Yellowstone National Park to kill up to 900 bison this winter
The bison population in Yellowstone National Park will be significantly reduced this winter, as park officials have announced a plan to cull up to 900 animals that attempt to leave or drift away from the park.
The park’s famous bison population currently stands at roughly 4,900, meaning it could be reduced by about one-fifth.
According to Reuters, the cull announced Tuesday by Yellowstone's science and research branch would be the largest in seven years.
However, it would still leave the herd’s numbers significantly higher than what both state and federal wildlife officials have established as the target goal – a population of somewhere between 3,000 and 3,500.
“It will not get us close to the goal of 3,000, but it will stabilize the population and bring it down somewhat,” David Hallac, chief of the park’s science and research branch, told Reuters.
Although Yellowstone’s bison compose the only remaining herd of free-ranging buffalo in the United States, officials want to keep the population from growing too large, out of fear that drifting animals will spread a bacterial disease known as brucellosis to cattle that also graze in Montana’s fields.

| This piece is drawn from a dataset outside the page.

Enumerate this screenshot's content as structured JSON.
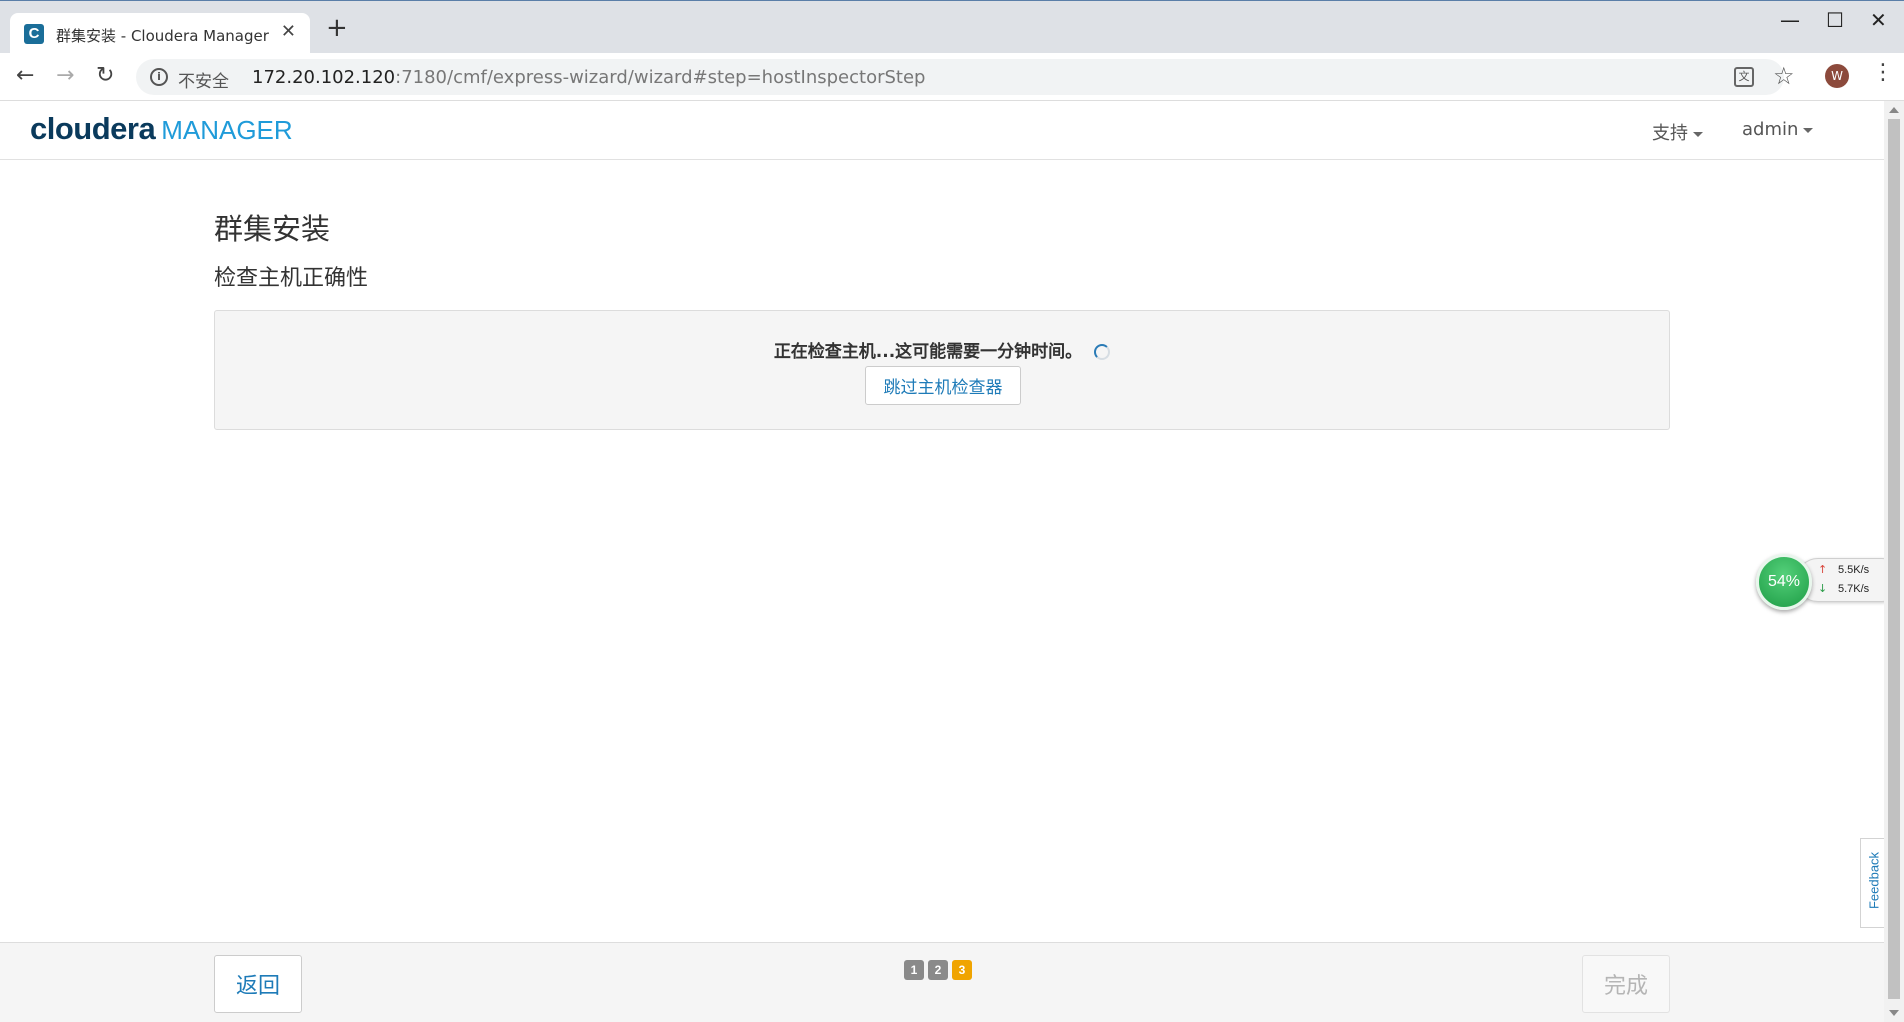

The animals were once all over the western parts of the country before hunting drove them to near extinction.
The park’s plan was revealed just one day after animal rights activists filed an emergency legal petition demanding the Obama administration stop the practice of killing bison. Filed by the Buffalo Field Campaign and Friends of Animals, the petition urges the National Park Service and the US Forest Service to conduct a population study that would “correct” the deficiencies in the current bison management plan.
The group also claimed that bison are being killed simply for “crossing an arbitrary line,” and said that “there has never been a single case of wild bison transmitting brucellosis to livestock.”
“Slaughtering wild bison is the livestock industry’s way of eliminating competition and maintaining control of grazing lands surrounding Yellowstone National Park and across the west,” Daniel Brister of the Buffalo Field Campaign said in a statement.“Montana’s livestock industry continues to use brucellosis to frighten and mislead the public into supporting its discrimination against bison.”
About half of Yellowstone’s buffalo could have been exposed to brucellosis, Reuters reported.
The US Interior Department is considering a new plan that would potentially allow new, disease-free bison herds to repopulate much of the land they used to roam through. The plan is based on the idea that the government can move various herds to external sites, where they would be quarantined for years in an attempt to keep the disease from spreading.
If the disease can be successfully stomped out, the healthy buffalo would be taken to other parts of the west, where they could re-establish themselves.